    “After one lap of the world championships, UCI took Femke’s bike in the pit area and tested it with some sort of tablet,” said Sporza journalist Maarten Vangramberen. “The bike was immediately sealed and taken. The UCI then called in the Belgian federation. When the saddle was removed, there were electrical cables in the seat tube. When they wanted to remove the bottom bracket, which is normally not difficult, they could not because the crank was stuck. Inside there was a motor.”

    ---

    A report in the Belgian newspaper Het Nieuwsblad, meanwhile, quoted her father as saying that the bike in question was not used in competition.

    “It’s not Femke’s bike,” he reportedly said. “Someone from her team, who sometimes trains with her, brought the bike to the pit.

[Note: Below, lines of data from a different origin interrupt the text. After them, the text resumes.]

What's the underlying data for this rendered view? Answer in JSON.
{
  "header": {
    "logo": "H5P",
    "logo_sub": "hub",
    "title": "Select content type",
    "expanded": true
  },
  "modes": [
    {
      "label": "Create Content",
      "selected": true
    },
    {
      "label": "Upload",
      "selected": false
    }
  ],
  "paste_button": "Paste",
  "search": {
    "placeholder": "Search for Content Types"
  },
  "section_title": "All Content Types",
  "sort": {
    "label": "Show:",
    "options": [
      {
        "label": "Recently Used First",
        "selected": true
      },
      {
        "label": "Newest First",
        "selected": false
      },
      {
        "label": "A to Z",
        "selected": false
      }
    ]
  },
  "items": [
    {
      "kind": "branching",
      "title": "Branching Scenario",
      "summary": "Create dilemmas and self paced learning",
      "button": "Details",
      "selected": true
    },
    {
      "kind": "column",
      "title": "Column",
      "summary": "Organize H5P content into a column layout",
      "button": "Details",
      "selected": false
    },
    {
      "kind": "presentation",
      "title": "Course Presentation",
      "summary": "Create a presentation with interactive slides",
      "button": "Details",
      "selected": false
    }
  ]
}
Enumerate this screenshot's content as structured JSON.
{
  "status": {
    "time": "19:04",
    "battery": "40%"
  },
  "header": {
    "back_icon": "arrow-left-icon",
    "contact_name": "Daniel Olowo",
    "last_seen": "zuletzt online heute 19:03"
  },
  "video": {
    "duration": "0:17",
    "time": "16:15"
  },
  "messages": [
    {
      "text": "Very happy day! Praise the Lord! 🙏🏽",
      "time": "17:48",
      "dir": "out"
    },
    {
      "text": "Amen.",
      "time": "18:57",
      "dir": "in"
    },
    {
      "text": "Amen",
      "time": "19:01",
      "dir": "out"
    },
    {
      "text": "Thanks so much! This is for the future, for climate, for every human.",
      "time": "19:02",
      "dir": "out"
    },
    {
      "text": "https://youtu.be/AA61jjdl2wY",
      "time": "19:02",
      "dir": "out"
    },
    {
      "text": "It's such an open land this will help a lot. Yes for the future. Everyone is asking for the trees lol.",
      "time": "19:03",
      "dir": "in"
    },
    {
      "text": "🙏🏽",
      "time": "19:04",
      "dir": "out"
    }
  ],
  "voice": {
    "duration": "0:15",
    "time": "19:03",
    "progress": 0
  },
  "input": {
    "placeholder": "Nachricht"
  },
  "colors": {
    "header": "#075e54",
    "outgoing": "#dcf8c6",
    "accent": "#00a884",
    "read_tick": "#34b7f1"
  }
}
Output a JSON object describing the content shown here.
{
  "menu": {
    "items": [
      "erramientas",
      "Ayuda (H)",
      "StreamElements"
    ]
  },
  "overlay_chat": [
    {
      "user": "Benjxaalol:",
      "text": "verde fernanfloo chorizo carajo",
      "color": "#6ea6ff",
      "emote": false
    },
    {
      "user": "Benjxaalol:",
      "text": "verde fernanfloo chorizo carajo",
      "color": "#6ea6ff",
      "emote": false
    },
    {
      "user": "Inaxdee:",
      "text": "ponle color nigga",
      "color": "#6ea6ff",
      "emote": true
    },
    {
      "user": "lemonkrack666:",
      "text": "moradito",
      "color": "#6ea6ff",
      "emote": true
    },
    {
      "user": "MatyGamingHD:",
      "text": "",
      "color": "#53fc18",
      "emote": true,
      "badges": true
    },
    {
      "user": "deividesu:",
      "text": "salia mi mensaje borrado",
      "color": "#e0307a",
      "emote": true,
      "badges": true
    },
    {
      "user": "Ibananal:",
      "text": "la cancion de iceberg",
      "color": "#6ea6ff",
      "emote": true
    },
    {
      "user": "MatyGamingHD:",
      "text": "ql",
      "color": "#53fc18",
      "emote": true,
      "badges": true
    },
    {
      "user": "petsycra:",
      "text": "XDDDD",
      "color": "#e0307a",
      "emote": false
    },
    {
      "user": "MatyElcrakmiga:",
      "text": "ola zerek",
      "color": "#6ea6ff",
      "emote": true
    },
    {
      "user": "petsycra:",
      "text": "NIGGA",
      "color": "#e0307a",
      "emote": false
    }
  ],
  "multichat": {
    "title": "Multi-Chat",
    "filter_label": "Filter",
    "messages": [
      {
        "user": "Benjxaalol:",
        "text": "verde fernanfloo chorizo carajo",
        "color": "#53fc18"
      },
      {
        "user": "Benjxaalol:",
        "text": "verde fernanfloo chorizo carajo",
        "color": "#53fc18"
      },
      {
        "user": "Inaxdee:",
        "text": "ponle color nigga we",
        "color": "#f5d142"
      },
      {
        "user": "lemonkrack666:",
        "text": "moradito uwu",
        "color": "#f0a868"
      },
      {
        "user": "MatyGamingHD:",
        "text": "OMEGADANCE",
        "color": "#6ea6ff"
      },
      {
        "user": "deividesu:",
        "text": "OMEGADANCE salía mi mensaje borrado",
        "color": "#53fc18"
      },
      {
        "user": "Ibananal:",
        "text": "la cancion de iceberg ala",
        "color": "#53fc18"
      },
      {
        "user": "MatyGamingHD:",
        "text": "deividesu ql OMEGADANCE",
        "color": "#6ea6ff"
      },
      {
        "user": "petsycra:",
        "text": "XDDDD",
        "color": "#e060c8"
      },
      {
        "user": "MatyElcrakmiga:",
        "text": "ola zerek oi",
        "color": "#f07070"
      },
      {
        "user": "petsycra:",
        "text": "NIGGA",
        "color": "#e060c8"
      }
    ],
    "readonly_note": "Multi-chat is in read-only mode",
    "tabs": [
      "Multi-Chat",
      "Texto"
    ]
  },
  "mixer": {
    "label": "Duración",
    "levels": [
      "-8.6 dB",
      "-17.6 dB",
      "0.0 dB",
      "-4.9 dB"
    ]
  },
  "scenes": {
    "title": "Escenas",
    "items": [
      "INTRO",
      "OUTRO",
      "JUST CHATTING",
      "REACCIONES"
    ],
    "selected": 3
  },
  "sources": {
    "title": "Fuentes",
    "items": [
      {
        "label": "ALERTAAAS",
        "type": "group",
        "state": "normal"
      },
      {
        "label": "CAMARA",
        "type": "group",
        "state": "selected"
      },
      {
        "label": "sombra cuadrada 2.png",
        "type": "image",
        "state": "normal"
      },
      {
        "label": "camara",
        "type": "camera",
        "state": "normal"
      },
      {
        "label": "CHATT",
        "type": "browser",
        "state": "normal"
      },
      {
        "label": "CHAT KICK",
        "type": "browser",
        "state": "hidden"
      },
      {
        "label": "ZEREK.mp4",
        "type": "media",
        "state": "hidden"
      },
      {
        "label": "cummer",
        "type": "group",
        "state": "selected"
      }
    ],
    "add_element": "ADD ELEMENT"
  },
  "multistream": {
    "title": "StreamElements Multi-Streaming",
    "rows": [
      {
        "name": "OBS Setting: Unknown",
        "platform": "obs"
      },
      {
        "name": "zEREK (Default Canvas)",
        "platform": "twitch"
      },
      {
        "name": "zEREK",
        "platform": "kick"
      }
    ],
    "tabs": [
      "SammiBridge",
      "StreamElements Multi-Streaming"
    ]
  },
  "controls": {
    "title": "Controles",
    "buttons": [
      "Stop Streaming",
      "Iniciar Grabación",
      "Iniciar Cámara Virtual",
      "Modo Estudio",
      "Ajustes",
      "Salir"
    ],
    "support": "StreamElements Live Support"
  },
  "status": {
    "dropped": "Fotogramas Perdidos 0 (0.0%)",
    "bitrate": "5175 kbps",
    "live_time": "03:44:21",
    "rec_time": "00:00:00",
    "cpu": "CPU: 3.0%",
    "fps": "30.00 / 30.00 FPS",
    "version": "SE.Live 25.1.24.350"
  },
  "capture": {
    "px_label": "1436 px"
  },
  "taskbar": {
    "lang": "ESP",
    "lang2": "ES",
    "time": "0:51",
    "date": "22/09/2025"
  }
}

But it was never the intention that she would ride it. … Femke has absolutely not used that bike in the race. We are strongly affected by what’s happened. Femke is totally upside-down.”

    Read the full story HERE.

    Additional coverage:
    Cycling News
    Peloton Magazine

  • You WILL cry. REEB's Southern-twanged evangelical defense of the Fatty

    From Tuesday's Biz Bikes & Beer event in Denver... This is Seriously. Funny. Please watch all the way through the full rationalization, "Now you may ask yourself, 'What is this abomination unto God that stands here in front of me?' But do not fear. It is only through your own ignorance that you judge these bikes…"